======== DATA EXTRACT ========

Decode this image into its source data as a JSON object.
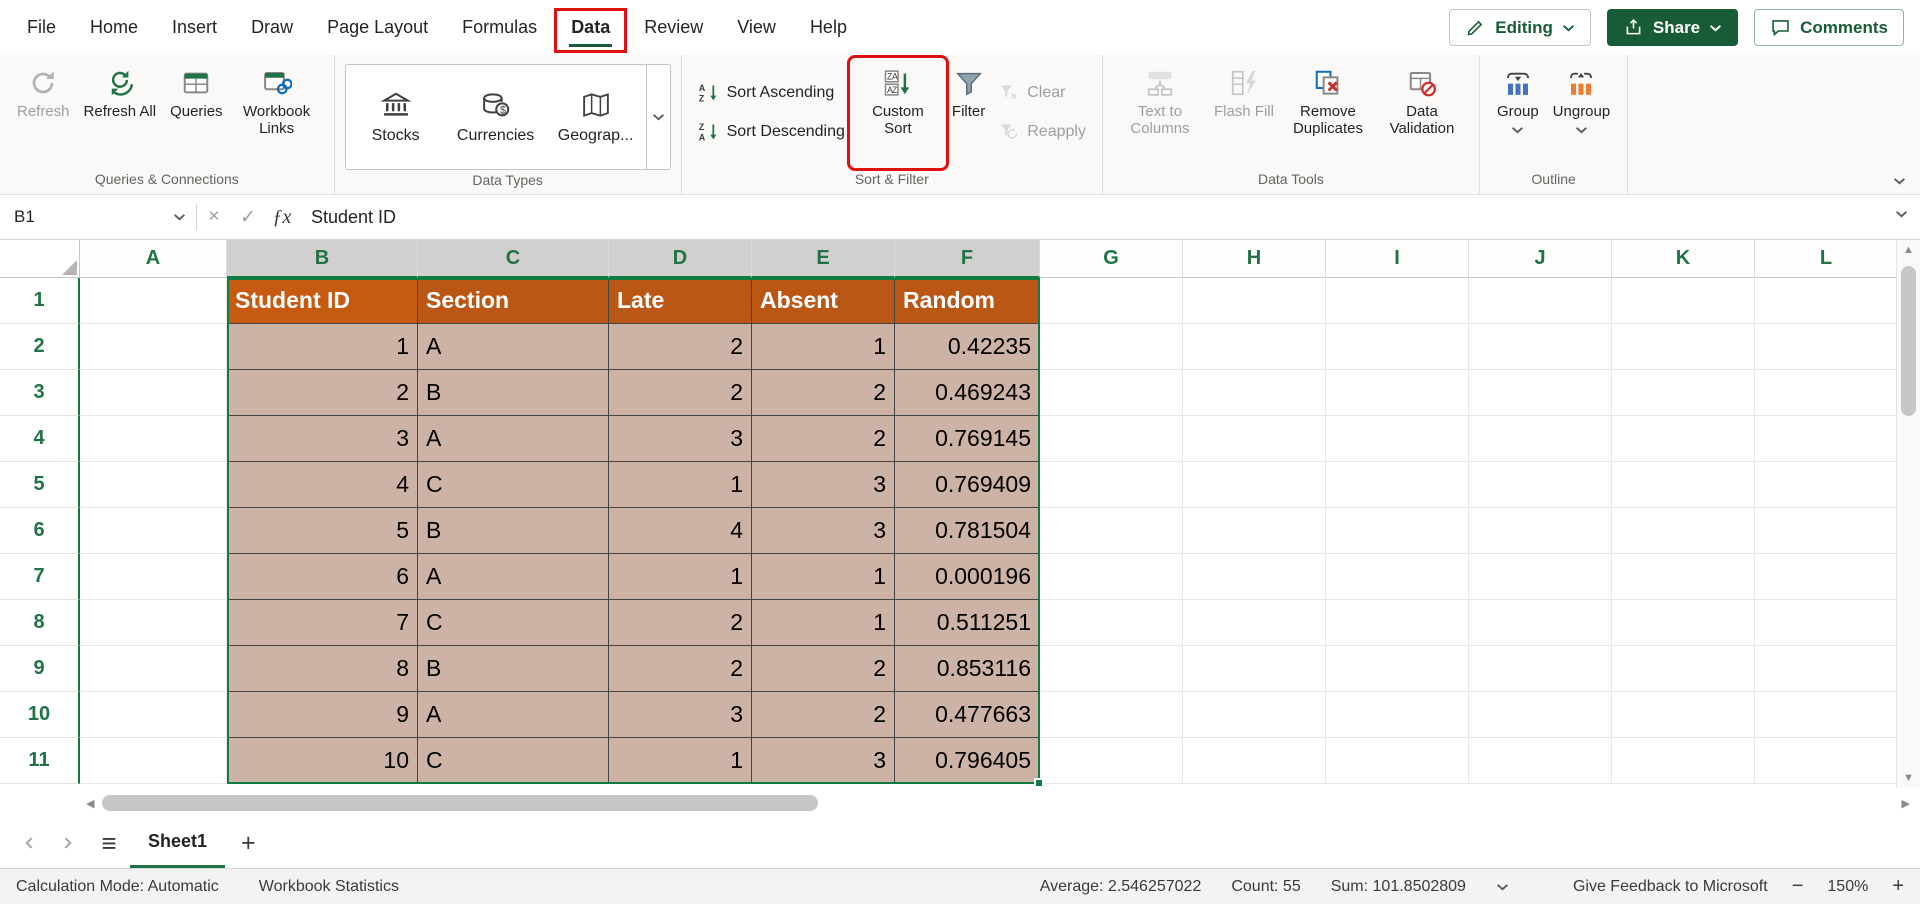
{
  "theme": {
    "excel_green": "#185C37",
    "annotation_red": "#E01010"
  },
  "menubar": {
    "items": [
      {
        "label": "File"
      },
      {
        "label": "Home"
      },
      {
        "label": "Insert"
      },
      {
        "label": "Draw"
      },
      {
        "label": "Page Layout"
      },
      {
        "label": "Formulas"
      },
      {
        "label": "Data",
        "active": true,
        "annotated": true
      },
      {
        "label": "Review"
      },
      {
        "label": "View"
      },
      {
        "label": "Help"
      }
    ],
    "editing_label": "Editing",
    "share_label": "Share",
    "comments_label": "Comments"
  },
  "ribbon": {
    "queries_group": {
      "label": "Queries & Connections",
      "refresh": "Refresh",
      "refresh_all": "Refresh All",
      "queries": "Queries",
      "workbook_links": "Workbook Links"
    },
    "data_types_group": {
      "label": "Data Types",
      "stocks": "Stocks",
      "currencies": "Currencies",
      "geography": "Geograp..."
    },
    "sort_filter_group": {
      "label": "Sort & Filter",
      "sort_ascending": "Sort Ascending",
      "sort_descending": "Sort Descending",
      "custom_sort": "Custom Sort",
      "filter": "Filter",
      "clear": "Clear",
      "reapply": "Reapply"
    },
    "data_tools_group": {
      "label": "Data Tools",
      "text_to_columns": "Text to Columns",
      "flash_fill": "Flash Fill",
      "remove_duplicates": "Remove Duplicates",
      "data_validation": "Data Validation"
    },
    "outline_group": {
      "label": "Outline",
      "group": "Group",
      "ungroup": "Ungroup"
    }
  },
  "formula_bar": {
    "name_box_value": "B1",
    "cancel_icon": "×",
    "enter_icon": "✓",
    "fx_icon": "ƒx",
    "formula_value": "Student ID"
  },
  "grid": {
    "column_letters": [
      "A",
      "B",
      "C",
      "D",
      "E",
      "F",
      "G",
      "H",
      "I",
      "J",
      "K",
      "L"
    ],
    "selected_columns": [
      "B",
      "C",
      "D",
      "E",
      "F"
    ],
    "visible_rows": 11,
    "selected_range": "B1:F11",
    "table": {
      "headers": [
        "Student ID",
        "Section",
        "Late",
        "Absent",
        "Random"
      ],
      "rows": [
        [
          1,
          "A",
          2,
          1,
          0.42235
        ],
        [
          2,
          "B",
          2,
          2,
          0.469243
        ],
        [
          3,
          "A",
          3,
          2,
          0.769145
        ],
        [
          4,
          "C",
          1,
          3,
          0.769409
        ],
        [
          5,
          "B",
          4,
          3,
          0.781504
        ],
        [
          6,
          "A",
          1,
          1,
          0.000196
        ],
        [
          7,
          "C",
          2,
          1,
          0.511251
        ],
        [
          8,
          "B",
          2,
          2,
          0.853116
        ],
        [
          9,
          "A",
          3,
          2,
          0.477663
        ],
        [
          10,
          "C",
          1,
          3,
          0.796405
        ]
      ]
    },
    "colors": {
      "table_header_bg": "#BA5715",
      "table_header_active_bg": "#C65A11",
      "table_cell_bg": "#CDB2A6",
      "selection_border": "#107C41",
      "header_text": "#217346"
    },
    "scrollbar_icons": {
      "up": "▲",
      "down": "▼",
      "left": "◀",
      "right": "▶"
    }
  },
  "sheet_bar": {
    "menu_icon": "≡",
    "sheet_name": "Sheet1",
    "add_sheet_icon": "+"
  },
  "status_bar": {
    "calculation_mode": "Calculation Mode: Automatic",
    "workbook_statistics": "Workbook Statistics",
    "average": "Average: 2.546257022",
    "count": "Count: 55",
    "sum": "Sum: 101.8502809",
    "feedback": "Give Feedback to Microsoft",
    "zoom_out_icon": "−",
    "zoom_level": "150%",
    "zoom_in_icon": "+"
  }
}
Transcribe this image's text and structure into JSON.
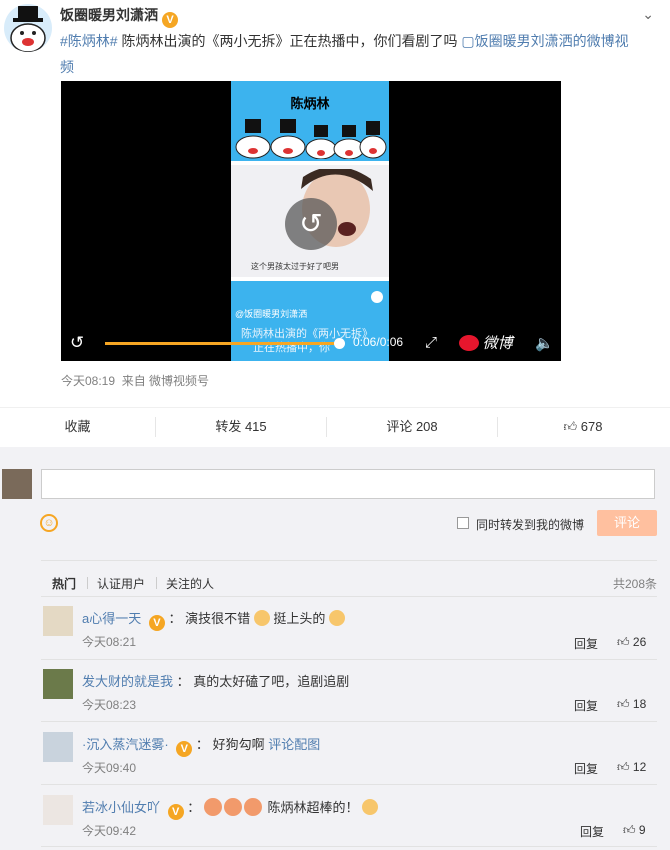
{
  "post": {
    "author": "饭圈暖男刘潇洒",
    "hashtag": "#陈炳林#",
    "text": " 陈炳林出演的《两小无拆》正在热播中，你们看剧了吗 ",
    "link": "饭圈暖男刘潇洒的微博视频",
    "time": "今天08:19",
    "source": "来自 微博视频号"
  },
  "video": {
    "overlay_title": "陈炳林",
    "subtitle_mid": "这个男孩太过于好了吧男",
    "watermark": "@饭圈暖男刘潇洒",
    "caption_bottom": "陈炳林出演的《两小无拆》",
    "caption_bottom2": "正在热播中，你",
    "timecode": "0:06/0:06",
    "progress": 1.0,
    "weibo_logo": "微博"
  },
  "actions": {
    "collect": "收藏",
    "repost": "转发 415",
    "comment": "评论 208",
    "like": "678"
  },
  "compose": {
    "emoji_icon": "☺",
    "checkbox_label": "同时转发到我的微博",
    "submit": "评论"
  },
  "filters": {
    "hot": "热门",
    "verified": "认证用户",
    "following": "关注的人",
    "total": "共208条"
  },
  "comments": [
    {
      "user": "a心得一天",
      "sep": "：",
      "text1": "演技很不错",
      "text2": "挺上头的",
      "time": "今天08:21",
      "reply": "回复",
      "likes": "26"
    },
    {
      "user": "发大财的就是我",
      "sep": "：",
      "text1": "真的太好磕了吧，追剧追剧",
      "time": "今天08:23",
      "reply": "回复",
      "likes": "18"
    },
    {
      "user": "·沉入蒸汽迷雾·",
      "sep": "：",
      "text1": "好狗勾啊",
      "pic_link": "评论配图",
      "time": "今天09:40",
      "reply": "回复",
      "likes": "12"
    },
    {
      "user": "若冰小仙女吖",
      "sep": "：",
      "text1": "陈炳林超棒的！",
      "time": "今天09:42",
      "reply": "回复",
      "likes": "9"
    }
  ],
  "colors": {
    "accent": "#f6a623",
    "link": "#507daf",
    "submit": "#ffc09f"
  }
}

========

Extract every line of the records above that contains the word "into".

Decode this image into its source data as a JSON object.
Transcribe this image's text and structure into JSON.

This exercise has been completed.